What I think is most important and interesting about Othello can be summed up in a single word: Iago (as long as that single word is allowed to encompass his relationship with Emilia, who is the other character that I find most compelling). Iago, at least from what I remember from English A Level, is a character with no clear motive for his villainy, although he offers a number of spurious motives for his actions across the course of the play. This is something that I see as central to his characterisation. Iago is not driven by a clear end goal but by his love of power for power’s own sake; he relies on observation and reaction, rather than on developing complicated plots ahead of time.
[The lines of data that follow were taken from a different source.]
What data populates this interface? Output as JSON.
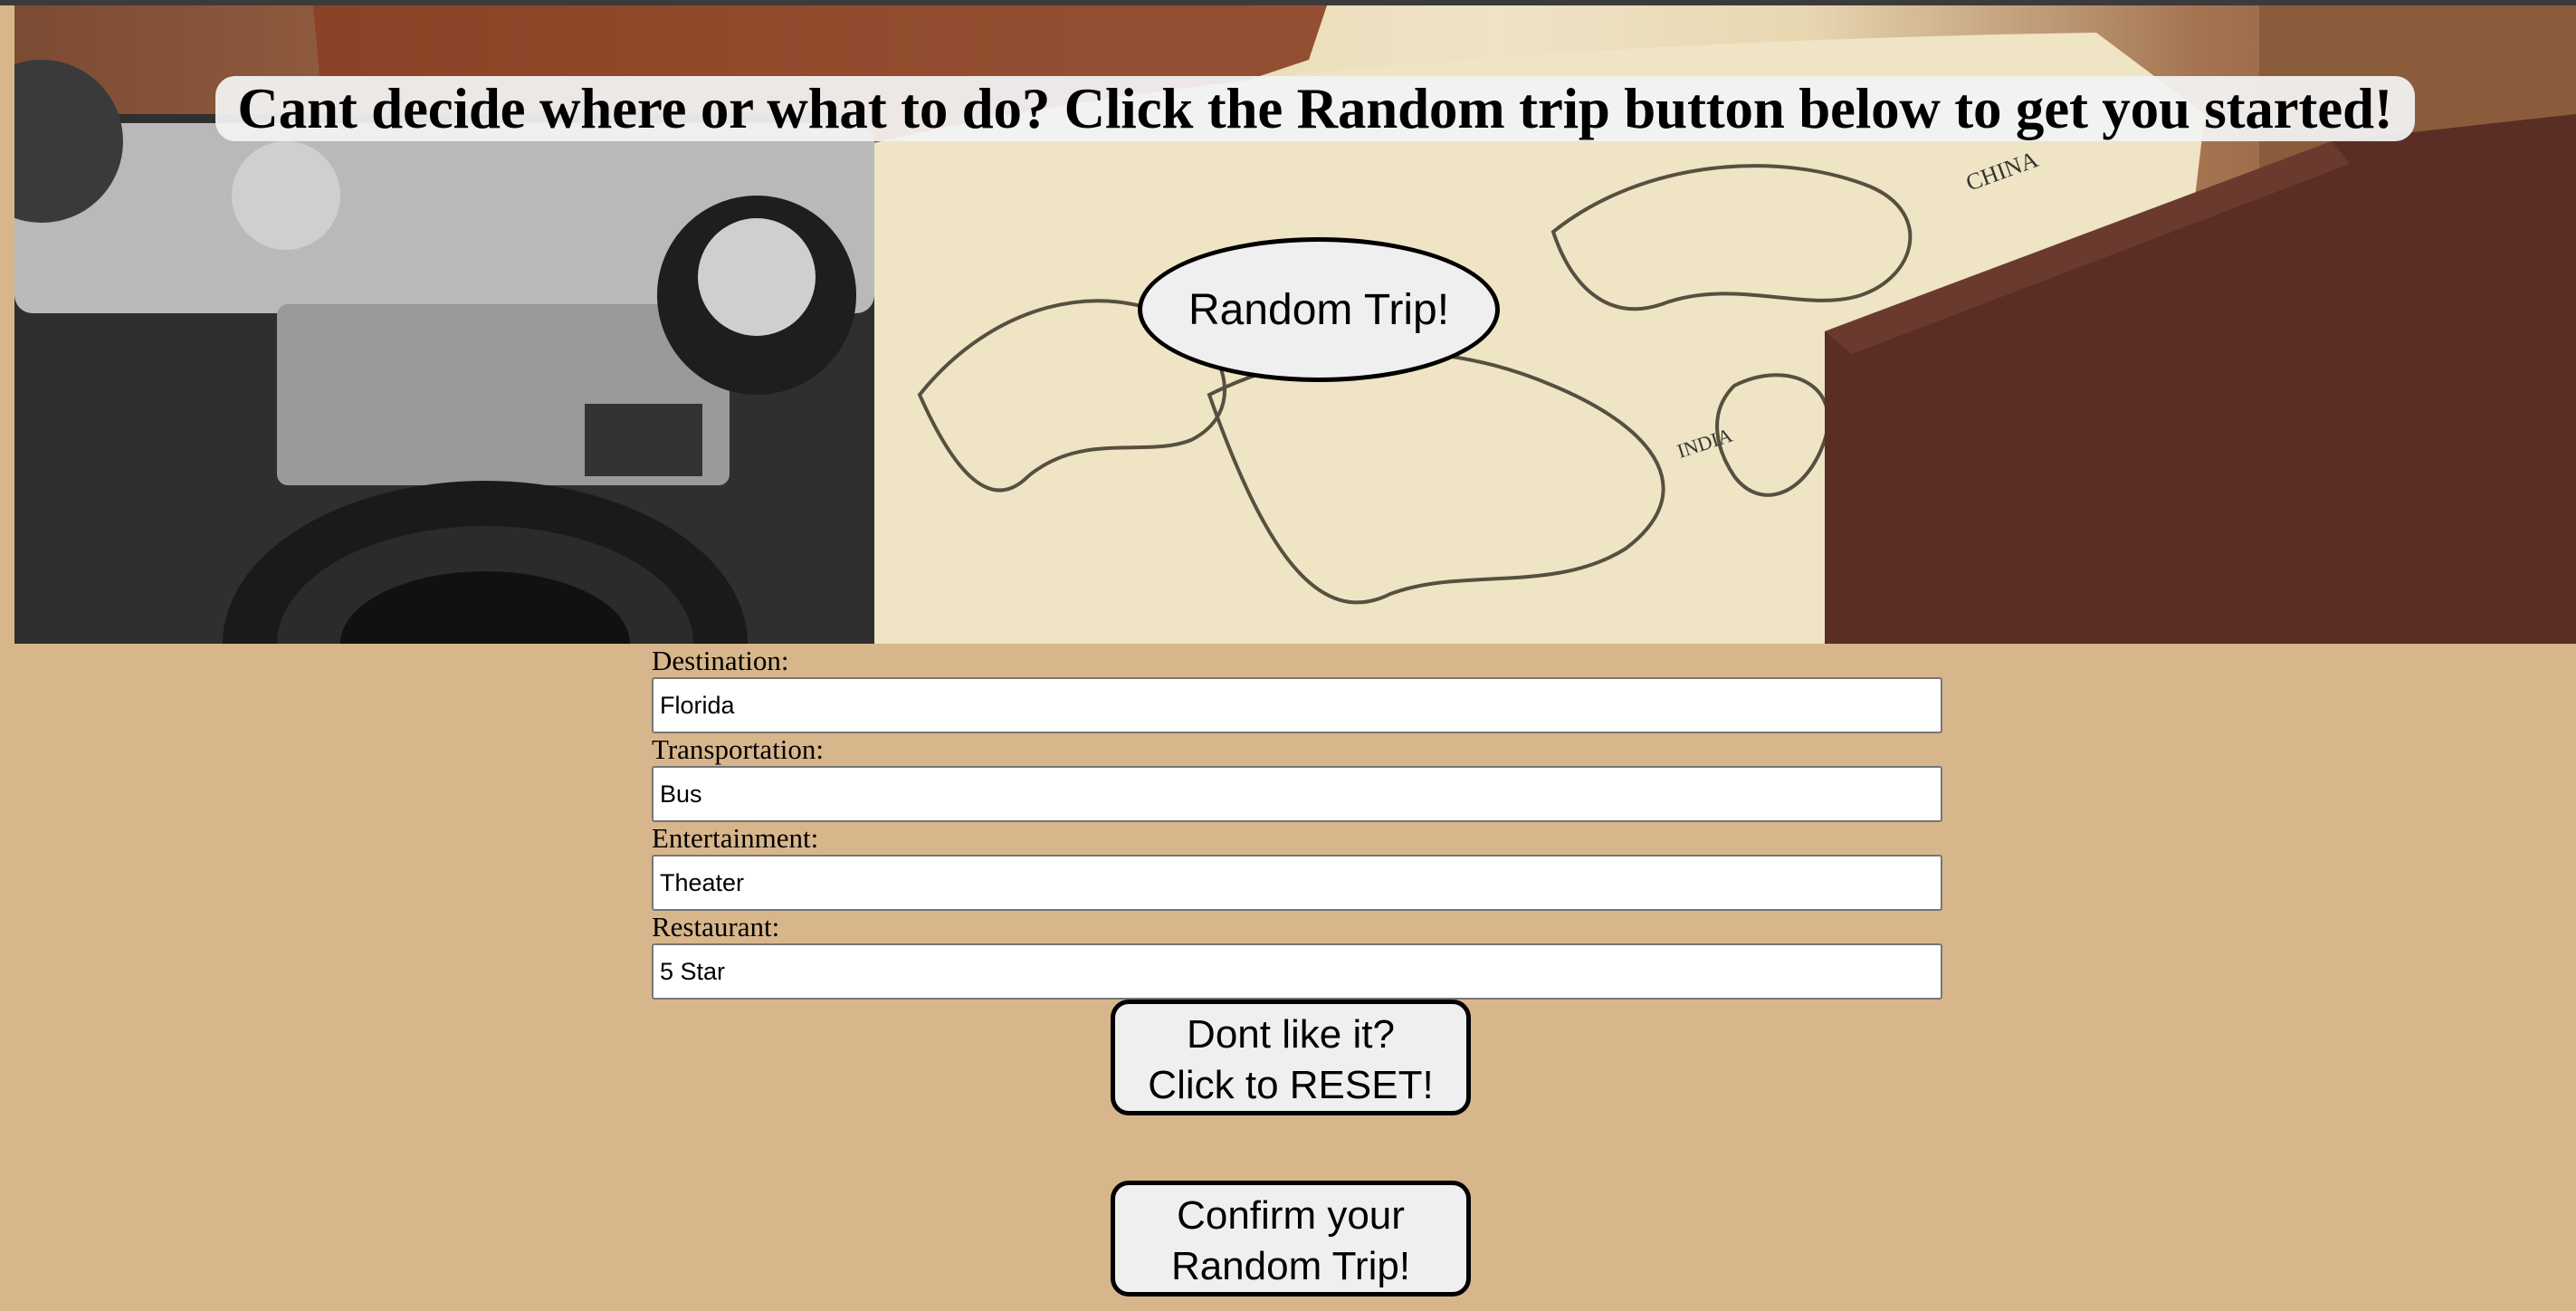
{
  "headline": "Cant decide where or what to do? Click the Random trip button below to get you started!",
  "random_button": "Random Trip!",
  "form": {
    "destination": {
      "label": "Destination:",
      "value": "Florida"
    },
    "transportation": {
      "label": "Transportation:",
      "value": "Bus"
    },
    "entertainment": {
      "label": "Entertainment:",
      "value": "Theater"
    },
    "restaurant": {
      "label": "Restaurant:",
      "value": "5 Star"
    }
  },
  "reset_button": {
    "line1": "Dont like it?",
    "line2": "Click to RESET!"
  },
  "confirm_button": {
    "line1": "Confirm your",
    "line2": "Random Trip!"
  },
  "map_labels": {
    "china": "CHINA",
    "india": "INDIA"
  },
  "colors": {
    "page_background": "#d8b68b",
    "button_background": "#efefef",
    "border": "#000000"
  }
}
As he puts it in his monologue at the end of Act 2, Scene 1: ‘‘Tis here, but yet confused./Knavery’s plain face is never seen till used.’ Furthermore, Iago gets better at manipulating people through practice. His rather simplistic plot against Michael Cassio, who has taken the post as lieutenant that he wanted, allows him to work out how to address the more difficult target of Othello. The famous dialogue between the two that encompasses the whole of Act 4 also showcases Iago’s cleverness, and how carefully he seeds doubt in Othello’s mind by referring to earlier things that Othello has seen or heard, as well as using Othello’s own insecurities against him.

Chevalier’s portrayal of the Iago character in New Boy, Ian, misses all of these points. Ian is a bully, but he’s not an especially intelligent one, and his motivations to make Osei’s life a misery are simple: he’s jealous of Osei’s status both as Dee’s ‘boyfriend’ and as a good baseball player, a jealousy that’s augmented by racism. Ian does manipulate the Cassio character, the popular Casper, but the section of the plot where he takes down Casper himself is almost completely omitted. Instead, we move straight to the bit where Ian/Iago tries to make Osei/Othello believe that Casper/Cassio has been having an affair with Dee/Desdemona. This has a significant impact on the complexity of Ian’s characterisation, because we don’t get to see him trying things out. Finally, Ian’s manipulation of Osei himself is incredibly basic. It could be argued that the verbal cleverness that Iago showcases would be inappropriate for an eleven-year-old, but this is where Chevalier could have demonstrated a better understanding of how non-verbal power dynamics function in the playground, and how somebody like Ian might take advantage of that to exploit the opportunities that come his way. New Boy cleaves most closely to Othello, in fact, in its ending, where we’re left feeling that Emilia (‘Mimi’ here) speaks out the loudest and gets the worst deal of all.

New Boy, while still technically an historical novel, is Chevalier’s first book to be entirely set in a world anywhere close to our own time, and I can’t say that it’s filled me with renewed confidence in her as a writer. (My thoughts on some of her other books can be found here.) Ultimately, it doesn’t stand as a story on its own – and comparisons with Othello only indicate how far it falls short.

I was given a free review copy of New Boy by the publisher via NetGalley.